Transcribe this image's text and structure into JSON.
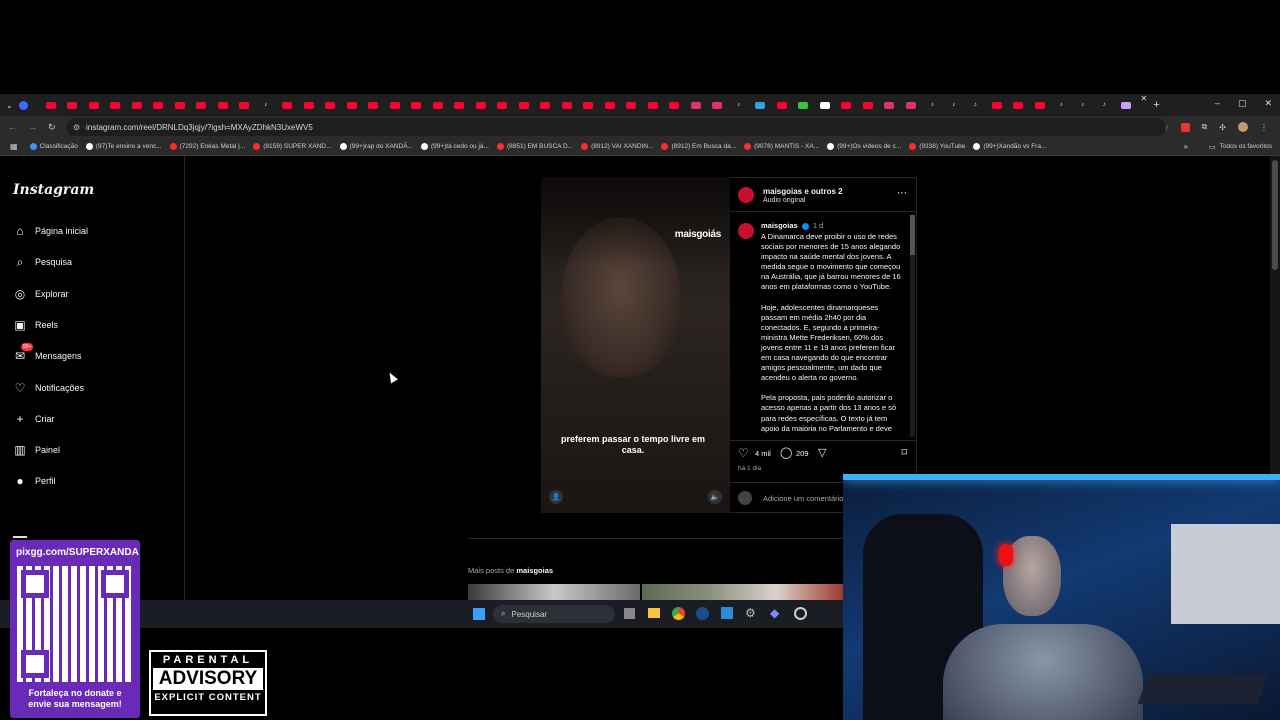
{
  "browser": {
    "tab_favicons": [
      "yt",
      "yt",
      "yt",
      "yt",
      "yt",
      "yt",
      "yt",
      "yt",
      "yt",
      "yt",
      "tk",
      "yt",
      "yt",
      "yt",
      "yt",
      "yt",
      "yt",
      "yt",
      "yt",
      "yt",
      "yt",
      "yt",
      "yt",
      "yt",
      "yt",
      "yt",
      "yt",
      "yt",
      "yt",
      "yt",
      "ig",
      "ig",
      "tk",
      "tg",
      "yt",
      "gn",
      "ch",
      "yt",
      "yt",
      "ig",
      "ig",
      "tk",
      "tk",
      "tk",
      "yt",
      "yt",
      "yt",
      "tk",
      "tk",
      "tk",
      "ms"
    ],
    "url": "instagram.com/reel/DRNLDq3jqjy/?igsh=MXAyZDhkN3UxeWV5",
    "bookmarks": [
      {
        "label": "Classificação",
        "color": "#4a8cff"
      },
      {
        "label": "(97)Te ensino a venc...",
        "color": "#ffffff"
      },
      {
        "label": "(7292) Enéas Metal |...",
        "color": "#ff2b2b"
      },
      {
        "label": "(8159) SUPER XAND...",
        "color": "#ff2b2b"
      },
      {
        "label": "(99+)rap do XANDÃ...",
        "color": "#ffffff"
      },
      {
        "label": "(99+)tá cedo ou já...",
        "color": "#ffffff"
      },
      {
        "label": "(8851) EM BUSCA D...",
        "color": "#ff2b2b"
      },
      {
        "label": "(8912) VAI XANDIN...",
        "color": "#ff2b2b"
      },
      {
        "label": "(8912) Em Busca da...",
        "color": "#ff2b2b"
      },
      {
        "label": "(9078) MANTIS - XA...",
        "color": "#ff2b2b"
      },
      {
        "label": "(99+)Os vídeos de c...",
        "color": "#ffffff"
      },
      {
        "label": "(9338) YouTube",
        "color": "#ff2b2b"
      },
      {
        "label": "(99+)Xandão vs Fra...",
        "color": "#ffffff"
      }
    ],
    "all_bookmarks": "Todos os favoritos"
  },
  "sidebar": {
    "logo": "Instagram",
    "items": [
      {
        "label": "Página inicial",
        "icon": "home-icon",
        "glyph": "⌂"
      },
      {
        "label": "Pesquisa",
        "icon": "search-icon",
        "glyph": "⌕"
      },
      {
        "label": "Explorar",
        "icon": "compass-icon",
        "glyph": "◎"
      },
      {
        "label": "Reels",
        "icon": "reels-icon",
        "glyph": "▣"
      },
      {
        "label": "Mensagens",
        "icon": "messenger-icon",
        "glyph": "✉"
      },
      {
        "label": "Notificações",
        "icon": "heart-icon",
        "glyph": "♡"
      },
      {
        "label": "Criar",
        "icon": "plus-icon",
        "glyph": "+"
      },
      {
        "label": "Painel",
        "icon": "chart-icon",
        "glyph": "▥"
      },
      {
        "label": "Perfil",
        "icon": "avatar-icon",
        "glyph": "●"
      }
    ],
    "messages_badge": "99+"
  },
  "reel": {
    "watermark": "maisgoiás",
    "caption": "preferem passar o tempo livre em casa."
  },
  "post": {
    "header_user": "maisgoias e outros 2",
    "header_audio": "Áudio original",
    "author": "maisgoias",
    "time": "1 d",
    "paragraph1": "A Dinamarca deve proibir o uso de redes sociais por menores de 15 anos alegando impacto na saúde mental dos jovens. A medida segue o movimento que começou na Austrália, que já barrou menores de 16 anos em plataformas como o YouTube.",
    "paragraph2": "Hoje, adolescentes dinamarqueses passam em média 2h40 por dia conectados. E, segundo a primeira-ministra Mette Frederiksen, 60% dos jovens entre 11 e 19 anos preferem ficar em casa navegando do que encontrar amigos pessoalmente, um dado que acendeu o alerta no governo.",
    "paragraph3": "Pela proposta, pais poderão autorizar o acesso apenas a partir dos 13 anos e só para redes específicas. O texto já tem apoio da maioria no Parlamento e deve",
    "likes": "4 mil",
    "comments": "209",
    "posted": "há 1 dia",
    "comment_placeholder": "Adicione um comentário..."
  },
  "more_posts": {
    "prefix": "Mais posts de",
    "user": "maisgoias"
  },
  "taskbar": {
    "search_placeholder": "Pesquisar"
  },
  "overlay": {
    "qr_url": "pixgg.com/SUPERXANDA",
    "qr_message": "Fortaleça no donate e envie sua mensagem!",
    "advisory_top": "PARENTAL",
    "advisory_mid": "ADVISORY",
    "advisory_bottom": "EXPLICIT CONTENT"
  },
  "colors": {
    "yt": "#ff0033",
    "ig": "#e1306c",
    "tk": "#ffffff",
    "badge": "#ff3040",
    "accent": "#0095f6"
  }
}
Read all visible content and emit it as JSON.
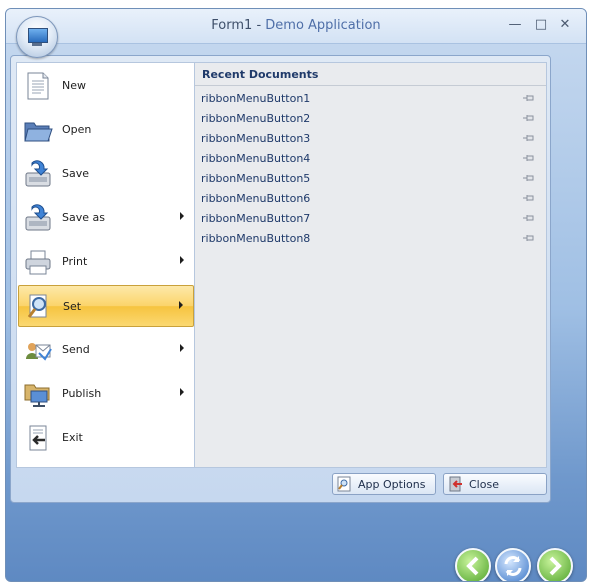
{
  "window": {
    "title_prefix": "Form1 - ",
    "title_app": "Demo Application",
    "minimize_glyph": "—",
    "maximize_glyph": "□",
    "close_glyph": "✕",
    "orb_icon": "computer-monitor-icon"
  },
  "menu": {
    "items": [
      {
        "label": "New",
        "icon": "new-document-icon",
        "has_submenu": false
      },
      {
        "label": "Open",
        "icon": "open-folder-icon",
        "has_submenu": false
      },
      {
        "label": "Save",
        "icon": "save-icon",
        "has_submenu": false
      },
      {
        "label": "Save as",
        "icon": "save-as-icon",
        "has_submenu": true
      },
      {
        "label": "Print",
        "icon": "printer-icon",
        "has_submenu": true
      },
      {
        "label": "Set",
        "icon": "settings-magnifier-icon",
        "has_submenu": true,
        "highlighted": true
      },
      {
        "label": "Send",
        "icon": "send-people-icon",
        "has_submenu": true
      },
      {
        "label": "Publish",
        "icon": "publish-network-icon",
        "has_submenu": true
      },
      {
        "label": "Exit",
        "icon": "exit-icon",
        "has_submenu": false
      }
    ],
    "highlight_color": "#fbd46a"
  },
  "recent": {
    "title": "Recent Documents",
    "items": [
      "ribbonMenuButton1",
      "ribbonMenuButton2",
      "ribbonMenuButton3",
      "ribbonMenuButton4",
      "ribbonMenuButton5",
      "ribbonMenuButton6",
      "ribbonMenuButton7",
      "ribbonMenuButton8"
    ],
    "pin_icon": "pin-icon"
  },
  "footer": {
    "options_label": "App Options",
    "close_label": "Close"
  },
  "nav": {
    "back_icon": "back-arrow-icon",
    "refresh_icon": "refresh-icon",
    "forward_icon": "forward-arrow-icon"
  }
}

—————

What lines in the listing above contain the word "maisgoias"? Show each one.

## [SOLUTION FOR THIS TASK]
    "header_user": "maisgoias e outros 2",
    "author": "maisgoias",
    "user": "maisgoias"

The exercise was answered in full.